§ Problem
Using the data below, copy every line that contains the word "icon".

Material shown: Begin

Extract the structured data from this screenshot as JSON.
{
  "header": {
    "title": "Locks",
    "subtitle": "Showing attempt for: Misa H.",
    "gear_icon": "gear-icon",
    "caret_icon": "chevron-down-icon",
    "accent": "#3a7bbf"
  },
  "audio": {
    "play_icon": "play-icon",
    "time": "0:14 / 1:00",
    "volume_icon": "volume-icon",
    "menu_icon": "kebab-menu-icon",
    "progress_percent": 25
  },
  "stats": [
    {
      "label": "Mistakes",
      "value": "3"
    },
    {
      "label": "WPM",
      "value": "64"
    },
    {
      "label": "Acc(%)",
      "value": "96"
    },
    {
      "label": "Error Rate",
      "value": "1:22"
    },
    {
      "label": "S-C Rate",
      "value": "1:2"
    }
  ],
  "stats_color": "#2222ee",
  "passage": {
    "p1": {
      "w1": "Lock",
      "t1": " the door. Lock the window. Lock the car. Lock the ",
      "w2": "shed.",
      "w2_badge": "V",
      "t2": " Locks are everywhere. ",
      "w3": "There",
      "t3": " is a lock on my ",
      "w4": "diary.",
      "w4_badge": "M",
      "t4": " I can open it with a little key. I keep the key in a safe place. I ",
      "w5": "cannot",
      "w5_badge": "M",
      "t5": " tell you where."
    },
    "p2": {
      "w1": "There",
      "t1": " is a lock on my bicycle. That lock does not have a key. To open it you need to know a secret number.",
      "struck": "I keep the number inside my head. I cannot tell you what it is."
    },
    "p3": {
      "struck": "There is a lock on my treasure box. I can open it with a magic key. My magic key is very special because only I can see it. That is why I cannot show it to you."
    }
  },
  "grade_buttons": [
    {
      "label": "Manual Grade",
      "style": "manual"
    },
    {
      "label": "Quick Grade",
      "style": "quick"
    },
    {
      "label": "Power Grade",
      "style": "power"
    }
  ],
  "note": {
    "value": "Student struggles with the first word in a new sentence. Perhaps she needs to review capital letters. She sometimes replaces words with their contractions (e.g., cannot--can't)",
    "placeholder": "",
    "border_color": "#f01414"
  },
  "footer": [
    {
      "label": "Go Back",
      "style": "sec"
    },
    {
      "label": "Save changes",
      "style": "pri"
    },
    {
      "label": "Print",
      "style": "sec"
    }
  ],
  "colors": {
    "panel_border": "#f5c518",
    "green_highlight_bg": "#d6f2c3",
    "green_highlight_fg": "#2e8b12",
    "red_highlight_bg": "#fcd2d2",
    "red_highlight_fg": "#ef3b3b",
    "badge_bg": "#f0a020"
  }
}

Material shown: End

§ Written response
    "gear_icon": "gear-icon",
    "caret_icon": "chevron-down-icon",
    "play_icon": "play-icon",
    "volume_icon": "volume-icon",
    "menu_icon": "kebab-menu-icon",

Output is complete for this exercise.